In Baltimore, I am asked for spare change on a daily basis. I know most of the tricks and see the same familiar faces with the same convenient problems. I know the cons and how to keep money in my wallet. But Memphis was foreign territory. When the first panhandler approached, I had no idea if I was going to be stabbed, shot, or simply left alone. I nervously forked over a couple of bucks but instead of offering thanks and moving along, he followed me for two blocks, pleading for more. After reaching the convenience store, I noticed another man staring at me through the glass front door. He was soon right by my side, telling his family history and asking for money. I gave him my last dollar, but he wasn’t satisfied and to be honest, in those dark, empty Memphis streets, I was terrified. So I gave him a beer, gave another to the man who came running across the street, and walked quickly back to the hotel to finish what we referred to as “our Memphis 10-pack.”

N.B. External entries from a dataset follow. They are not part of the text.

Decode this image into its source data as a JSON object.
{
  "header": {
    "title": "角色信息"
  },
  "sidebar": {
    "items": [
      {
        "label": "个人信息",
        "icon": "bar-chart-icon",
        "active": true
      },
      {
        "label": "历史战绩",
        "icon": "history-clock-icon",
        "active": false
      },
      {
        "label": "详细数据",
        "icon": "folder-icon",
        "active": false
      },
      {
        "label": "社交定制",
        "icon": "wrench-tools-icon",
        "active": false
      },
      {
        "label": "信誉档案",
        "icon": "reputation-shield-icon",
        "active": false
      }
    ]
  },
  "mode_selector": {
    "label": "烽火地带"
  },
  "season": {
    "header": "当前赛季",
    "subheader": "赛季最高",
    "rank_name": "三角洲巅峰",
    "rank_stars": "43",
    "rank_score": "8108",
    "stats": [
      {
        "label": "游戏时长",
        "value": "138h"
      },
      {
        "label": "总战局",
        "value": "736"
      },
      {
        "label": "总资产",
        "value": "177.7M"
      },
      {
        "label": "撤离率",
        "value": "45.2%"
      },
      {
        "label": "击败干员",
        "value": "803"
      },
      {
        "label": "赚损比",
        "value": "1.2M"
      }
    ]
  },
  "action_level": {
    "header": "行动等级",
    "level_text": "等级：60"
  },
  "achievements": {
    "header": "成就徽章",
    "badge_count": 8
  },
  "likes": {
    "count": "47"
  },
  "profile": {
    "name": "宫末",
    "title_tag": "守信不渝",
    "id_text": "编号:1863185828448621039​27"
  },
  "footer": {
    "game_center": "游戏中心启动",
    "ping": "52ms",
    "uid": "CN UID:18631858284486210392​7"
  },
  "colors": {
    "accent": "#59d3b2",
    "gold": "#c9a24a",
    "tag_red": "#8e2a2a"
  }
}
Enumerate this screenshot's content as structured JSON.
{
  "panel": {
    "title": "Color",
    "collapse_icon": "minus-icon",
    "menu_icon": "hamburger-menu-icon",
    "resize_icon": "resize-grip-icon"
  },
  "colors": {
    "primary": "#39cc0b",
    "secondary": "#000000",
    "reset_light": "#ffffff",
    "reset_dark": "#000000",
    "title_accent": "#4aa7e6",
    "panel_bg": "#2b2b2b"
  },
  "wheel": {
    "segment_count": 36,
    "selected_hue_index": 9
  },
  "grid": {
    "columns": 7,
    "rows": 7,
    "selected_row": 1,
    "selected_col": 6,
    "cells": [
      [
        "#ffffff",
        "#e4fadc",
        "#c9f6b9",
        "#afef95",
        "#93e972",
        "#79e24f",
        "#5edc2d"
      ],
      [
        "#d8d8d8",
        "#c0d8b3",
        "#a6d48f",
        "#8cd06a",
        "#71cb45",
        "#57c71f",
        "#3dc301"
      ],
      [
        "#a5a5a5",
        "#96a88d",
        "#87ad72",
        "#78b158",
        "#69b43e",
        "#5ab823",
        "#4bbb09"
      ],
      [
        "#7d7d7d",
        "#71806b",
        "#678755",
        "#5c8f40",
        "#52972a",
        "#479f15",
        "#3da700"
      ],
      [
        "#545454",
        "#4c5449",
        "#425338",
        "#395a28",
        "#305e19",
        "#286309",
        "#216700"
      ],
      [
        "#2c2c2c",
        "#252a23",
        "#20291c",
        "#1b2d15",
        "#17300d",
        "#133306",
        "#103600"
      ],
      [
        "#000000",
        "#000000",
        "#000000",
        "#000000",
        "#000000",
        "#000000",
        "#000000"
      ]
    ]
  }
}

The rest of our night went on without a hitch. We stayed within the safe, tourist trap of Beale St., heard some great music, ran up some hefty tabs and called it a night around closing time. At about one in the morning, however, something strange happened. I still don’t know if it was fatigue from the long day of driving, youthful stupidity, or the recklessness that comes when you’re miles from home, but something caused us to hop in a car with a stranger and hitch a ride back to the hotel. In Memphis, this probably wasn’t the smartest idea, but we lucked out, made it back alive, and the following day (after a brief stop in Graceland) we were off to visit a friend in Nashville.
Nashville was a nice decrescendo after the mayhem of Memphis, and an almost polar opposite city. We drove through the outer region of the city for about an hour, past rolling ranches and green hills studded with the mansions of country music stars. We toured around downtown for a little bit, pausing the radio to hear the music boxes play in the street, but as night rolled around we were both too tired to do anything but split a hookah with our friend Jon at a diner near Vanderbilt.

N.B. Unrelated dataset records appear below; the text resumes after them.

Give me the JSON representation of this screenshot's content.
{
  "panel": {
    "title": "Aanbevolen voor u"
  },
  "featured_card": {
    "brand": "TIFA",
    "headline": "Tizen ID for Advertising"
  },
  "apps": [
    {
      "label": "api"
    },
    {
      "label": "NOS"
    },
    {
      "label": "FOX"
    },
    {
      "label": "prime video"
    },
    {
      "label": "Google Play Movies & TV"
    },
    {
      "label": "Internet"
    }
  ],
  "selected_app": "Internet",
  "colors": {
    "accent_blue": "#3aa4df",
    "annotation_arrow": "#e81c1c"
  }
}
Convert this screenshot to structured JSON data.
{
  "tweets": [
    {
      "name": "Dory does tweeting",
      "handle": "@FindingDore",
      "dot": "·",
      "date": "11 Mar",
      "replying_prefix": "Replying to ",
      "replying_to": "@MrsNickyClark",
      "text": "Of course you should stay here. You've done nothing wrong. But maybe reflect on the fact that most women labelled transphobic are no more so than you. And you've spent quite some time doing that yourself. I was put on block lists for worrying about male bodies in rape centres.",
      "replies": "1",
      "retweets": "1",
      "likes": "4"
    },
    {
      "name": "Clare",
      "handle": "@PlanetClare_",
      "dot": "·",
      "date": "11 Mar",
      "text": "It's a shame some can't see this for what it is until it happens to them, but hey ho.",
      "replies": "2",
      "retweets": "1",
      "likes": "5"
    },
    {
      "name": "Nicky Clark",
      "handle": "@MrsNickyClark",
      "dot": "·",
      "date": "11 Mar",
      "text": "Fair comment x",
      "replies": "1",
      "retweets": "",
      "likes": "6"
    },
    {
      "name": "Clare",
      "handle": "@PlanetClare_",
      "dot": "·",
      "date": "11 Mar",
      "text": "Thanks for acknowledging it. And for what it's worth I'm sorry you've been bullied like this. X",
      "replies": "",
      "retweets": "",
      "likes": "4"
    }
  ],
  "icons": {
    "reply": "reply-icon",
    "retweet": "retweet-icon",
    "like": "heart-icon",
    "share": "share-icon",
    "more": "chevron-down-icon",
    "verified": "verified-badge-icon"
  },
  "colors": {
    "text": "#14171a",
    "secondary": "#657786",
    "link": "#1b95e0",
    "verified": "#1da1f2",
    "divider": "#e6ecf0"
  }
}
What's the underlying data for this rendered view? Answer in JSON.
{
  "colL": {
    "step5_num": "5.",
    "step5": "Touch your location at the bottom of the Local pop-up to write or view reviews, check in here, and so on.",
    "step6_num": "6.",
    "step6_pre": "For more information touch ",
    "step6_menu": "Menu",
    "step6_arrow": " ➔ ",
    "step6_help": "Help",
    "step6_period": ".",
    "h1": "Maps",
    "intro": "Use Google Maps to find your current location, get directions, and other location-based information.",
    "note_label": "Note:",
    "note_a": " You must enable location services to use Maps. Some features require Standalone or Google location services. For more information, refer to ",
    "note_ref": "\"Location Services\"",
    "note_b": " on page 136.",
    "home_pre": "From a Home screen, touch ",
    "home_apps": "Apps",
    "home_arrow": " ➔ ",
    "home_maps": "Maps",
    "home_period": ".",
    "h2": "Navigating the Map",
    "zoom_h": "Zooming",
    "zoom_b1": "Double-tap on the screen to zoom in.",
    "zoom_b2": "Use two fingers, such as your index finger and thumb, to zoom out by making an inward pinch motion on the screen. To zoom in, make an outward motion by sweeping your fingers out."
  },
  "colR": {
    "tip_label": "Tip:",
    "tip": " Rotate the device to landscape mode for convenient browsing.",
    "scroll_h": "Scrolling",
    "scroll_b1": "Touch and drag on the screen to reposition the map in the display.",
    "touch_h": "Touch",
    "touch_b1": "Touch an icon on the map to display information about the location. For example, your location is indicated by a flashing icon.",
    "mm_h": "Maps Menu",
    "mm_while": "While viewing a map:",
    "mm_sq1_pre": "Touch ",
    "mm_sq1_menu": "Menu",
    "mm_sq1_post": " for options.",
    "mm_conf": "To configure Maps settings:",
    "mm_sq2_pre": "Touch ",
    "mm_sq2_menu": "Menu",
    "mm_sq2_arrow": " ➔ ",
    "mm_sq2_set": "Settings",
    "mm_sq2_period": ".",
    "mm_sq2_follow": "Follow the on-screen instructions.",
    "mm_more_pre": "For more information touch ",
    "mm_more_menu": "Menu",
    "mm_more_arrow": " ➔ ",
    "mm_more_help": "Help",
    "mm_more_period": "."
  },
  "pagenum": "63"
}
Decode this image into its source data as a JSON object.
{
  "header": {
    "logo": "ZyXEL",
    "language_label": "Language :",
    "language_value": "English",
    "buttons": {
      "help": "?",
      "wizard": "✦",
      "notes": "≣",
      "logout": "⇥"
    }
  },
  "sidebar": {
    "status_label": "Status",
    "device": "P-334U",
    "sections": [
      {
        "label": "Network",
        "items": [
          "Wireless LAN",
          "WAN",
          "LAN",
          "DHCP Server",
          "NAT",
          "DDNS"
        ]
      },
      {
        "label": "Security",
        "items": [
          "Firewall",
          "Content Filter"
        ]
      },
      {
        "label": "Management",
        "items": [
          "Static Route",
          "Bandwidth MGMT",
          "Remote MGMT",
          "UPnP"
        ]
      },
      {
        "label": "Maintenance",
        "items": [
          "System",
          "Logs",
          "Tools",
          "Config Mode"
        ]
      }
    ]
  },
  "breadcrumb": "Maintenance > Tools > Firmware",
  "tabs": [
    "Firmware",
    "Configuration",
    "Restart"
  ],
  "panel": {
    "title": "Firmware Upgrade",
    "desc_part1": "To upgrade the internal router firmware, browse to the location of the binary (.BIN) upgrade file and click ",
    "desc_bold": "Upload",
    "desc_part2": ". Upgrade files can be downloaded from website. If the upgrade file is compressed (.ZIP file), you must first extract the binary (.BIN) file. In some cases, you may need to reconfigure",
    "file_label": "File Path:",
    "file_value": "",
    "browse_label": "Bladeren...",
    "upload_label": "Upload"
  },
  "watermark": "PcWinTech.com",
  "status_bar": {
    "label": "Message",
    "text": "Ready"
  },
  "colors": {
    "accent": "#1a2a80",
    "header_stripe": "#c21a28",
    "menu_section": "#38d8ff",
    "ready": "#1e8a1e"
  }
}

Nashville was our last stop before Bethesda, and we faced one final 10-hour trip through some of the most naturally beautiful terrain I’ve ever seen. But Tennessee is strange. Amid the grandeur of colossal rocky hills and sun-parched auburn fields, you will see a huge red barn marked “XXX Adult Warehouse.” Or, as you’re leaving Nashville, you’ll see a ring of Confederate flags surrounding a statue commemorating a founding member of the Ku Klux Klan. After about an hour, I started paying close attention to the billboards, and from what I saw, most advertising money in the state of Tennessee is spent on guns, fireworks, porn, and Jesus.

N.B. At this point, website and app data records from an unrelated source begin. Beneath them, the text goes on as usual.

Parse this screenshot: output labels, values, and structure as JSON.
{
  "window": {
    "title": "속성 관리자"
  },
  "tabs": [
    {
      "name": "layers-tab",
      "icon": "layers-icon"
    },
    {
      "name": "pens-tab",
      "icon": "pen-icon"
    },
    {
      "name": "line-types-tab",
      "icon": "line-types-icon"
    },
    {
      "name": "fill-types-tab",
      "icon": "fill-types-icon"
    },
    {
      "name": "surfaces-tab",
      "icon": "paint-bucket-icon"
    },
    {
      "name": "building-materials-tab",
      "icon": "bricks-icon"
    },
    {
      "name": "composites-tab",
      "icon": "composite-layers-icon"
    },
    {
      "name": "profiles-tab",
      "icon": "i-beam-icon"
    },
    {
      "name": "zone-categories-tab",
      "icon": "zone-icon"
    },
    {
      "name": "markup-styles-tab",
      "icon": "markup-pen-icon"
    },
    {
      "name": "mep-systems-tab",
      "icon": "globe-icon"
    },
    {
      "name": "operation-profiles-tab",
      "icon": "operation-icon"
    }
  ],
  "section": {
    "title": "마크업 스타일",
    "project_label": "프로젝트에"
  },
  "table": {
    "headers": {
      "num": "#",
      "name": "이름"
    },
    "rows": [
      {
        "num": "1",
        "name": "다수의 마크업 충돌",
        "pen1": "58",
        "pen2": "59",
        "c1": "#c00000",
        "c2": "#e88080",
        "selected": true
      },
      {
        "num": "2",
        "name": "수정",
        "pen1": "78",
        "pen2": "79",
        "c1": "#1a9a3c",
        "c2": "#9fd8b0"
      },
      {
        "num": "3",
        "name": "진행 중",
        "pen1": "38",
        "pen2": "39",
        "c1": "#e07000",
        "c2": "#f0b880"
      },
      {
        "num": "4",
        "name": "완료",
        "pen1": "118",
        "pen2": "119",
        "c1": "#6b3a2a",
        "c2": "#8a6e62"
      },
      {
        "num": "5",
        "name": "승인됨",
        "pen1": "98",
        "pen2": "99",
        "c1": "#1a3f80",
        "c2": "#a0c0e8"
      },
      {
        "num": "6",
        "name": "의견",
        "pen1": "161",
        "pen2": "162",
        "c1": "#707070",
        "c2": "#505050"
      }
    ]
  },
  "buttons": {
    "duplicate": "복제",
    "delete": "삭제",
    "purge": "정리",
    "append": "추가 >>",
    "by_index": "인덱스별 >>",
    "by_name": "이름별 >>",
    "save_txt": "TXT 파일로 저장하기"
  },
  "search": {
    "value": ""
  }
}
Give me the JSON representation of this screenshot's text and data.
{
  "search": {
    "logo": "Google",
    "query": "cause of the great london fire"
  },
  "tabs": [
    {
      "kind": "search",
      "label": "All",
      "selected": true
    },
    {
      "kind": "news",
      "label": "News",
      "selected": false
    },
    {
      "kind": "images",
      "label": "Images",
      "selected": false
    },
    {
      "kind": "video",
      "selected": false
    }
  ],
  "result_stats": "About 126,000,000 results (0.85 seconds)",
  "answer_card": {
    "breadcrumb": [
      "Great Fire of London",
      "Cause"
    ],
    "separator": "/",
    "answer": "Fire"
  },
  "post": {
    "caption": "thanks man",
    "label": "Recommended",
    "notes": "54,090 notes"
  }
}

We rolled into Bethesda around midnight and I thought about what I had seen, and my initial hopes of gaining some understanding of “The South.” I put those words in quotation marks because from what I saw, this idea of the south seems to exist only as a vague source of identity for certain people. I had experienced the South through a clichéd tourist’s perspective. I listened to blues thinking it was true Southern music, but our friend in Nashville listened to Taylor Swift. Just like everyone else.
Perhaps there once was a unifying set of characteristics that defined the massive region between the Mason-Dixon Line and the Texas border, and maybe that’s what real “Southerners” are trying to hold on to. But that’s the stuff of spaghetti westerns and Faulkner novels, and it’s certainly no longer the norm. I can’t imagine that any real widespread homogeneity exists from state to state or even town to town, and I’m glad I discovered that. If that weren’t the case, our journey would have been far less interesting. Every worthwhile road trip needs a few surprises around the corner.